According to an Abrams spokesperson, the agency will stop taking packaging fees and not to engage in affiliate production if it can represent WGA members. The offer is conditional, in that Abrams won’t sign the WGA Code of Conduct due to the code’s requirements about information sharing. The WGA has not yet responded.
The WGA directed its members on April 12 to fire their agents following the major agencies’ refusal to sign onto a new Code of Conduct, which bars the agencies from collecting packaging fees and from owning interests in production companies. Five days later, the WGA and eight members sued CAA, WME, UTA and ICM Partners, alleging the agencies have been acting illegally in collecting packaging fees.
The union argues that the fees create an unlawful conflict of interest and it’s persuaded about 70 smaller agencies to sign the code. Verve, which has about 30 agents, agreed to the Code on May 16 and is by far the most prominent agency to sign on. Abrams has about 65 agents.
The WGA has been hit by a trio of suits by CAA, WME and UTA alleging that the guild is abusing its collective bargaining authority. The WGA has brushed off the suits and sent a cease-and-desist letter on June 28 to the Association of Talent Agents and the top eight agencies, accusing them of having engaged in “collusive actions that constitute unlawful restraints of trade” under the Sherman Act including collusion and price-fixing.
Negotiations with the Association of Talent Agents have been futile, collapsing twice — first on April 12 and again on June 7. WGA West president David Goodman announced on June 20 that the guild would only negotiate with WME, CAA, UTA, ICM Partners, Paradigm, Gersh, APA, Rothman Brecher and Kaplan Stahler. None of the agencies have done so, insisting that they will only bargain through the ATA.
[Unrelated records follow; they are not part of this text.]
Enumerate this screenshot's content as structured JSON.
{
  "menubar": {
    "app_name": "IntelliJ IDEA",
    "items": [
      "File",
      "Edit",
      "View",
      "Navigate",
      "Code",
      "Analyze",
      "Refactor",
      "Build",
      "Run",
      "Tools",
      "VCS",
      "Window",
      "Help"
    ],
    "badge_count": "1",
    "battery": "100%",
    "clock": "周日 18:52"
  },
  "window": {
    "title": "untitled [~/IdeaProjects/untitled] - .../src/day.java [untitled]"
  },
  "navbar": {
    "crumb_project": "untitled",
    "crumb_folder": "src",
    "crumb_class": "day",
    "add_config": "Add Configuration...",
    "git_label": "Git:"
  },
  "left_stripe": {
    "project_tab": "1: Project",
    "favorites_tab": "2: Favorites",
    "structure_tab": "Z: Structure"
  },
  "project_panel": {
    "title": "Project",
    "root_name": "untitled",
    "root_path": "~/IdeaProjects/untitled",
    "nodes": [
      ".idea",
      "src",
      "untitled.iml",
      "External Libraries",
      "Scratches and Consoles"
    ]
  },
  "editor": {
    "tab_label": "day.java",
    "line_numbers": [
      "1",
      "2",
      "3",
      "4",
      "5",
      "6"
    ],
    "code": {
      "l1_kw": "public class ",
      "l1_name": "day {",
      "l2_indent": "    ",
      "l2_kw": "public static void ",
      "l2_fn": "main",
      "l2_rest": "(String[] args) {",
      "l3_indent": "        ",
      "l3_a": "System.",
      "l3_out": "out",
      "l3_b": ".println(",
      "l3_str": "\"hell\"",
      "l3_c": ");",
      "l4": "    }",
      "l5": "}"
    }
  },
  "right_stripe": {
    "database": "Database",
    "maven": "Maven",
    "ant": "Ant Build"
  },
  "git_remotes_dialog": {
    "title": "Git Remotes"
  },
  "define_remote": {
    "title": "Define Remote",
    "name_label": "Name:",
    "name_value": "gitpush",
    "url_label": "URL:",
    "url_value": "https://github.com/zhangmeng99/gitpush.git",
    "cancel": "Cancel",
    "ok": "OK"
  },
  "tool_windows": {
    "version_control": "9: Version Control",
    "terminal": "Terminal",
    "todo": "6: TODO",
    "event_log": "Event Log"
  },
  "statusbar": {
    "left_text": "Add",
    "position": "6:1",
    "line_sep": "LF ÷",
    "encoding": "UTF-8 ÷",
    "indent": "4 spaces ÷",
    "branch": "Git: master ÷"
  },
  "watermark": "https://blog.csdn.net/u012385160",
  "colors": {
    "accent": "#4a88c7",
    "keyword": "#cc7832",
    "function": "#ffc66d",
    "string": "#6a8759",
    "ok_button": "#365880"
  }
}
Abrams is a member of the ATA. The ATA has not responded to a request for comment about the Abrams offer.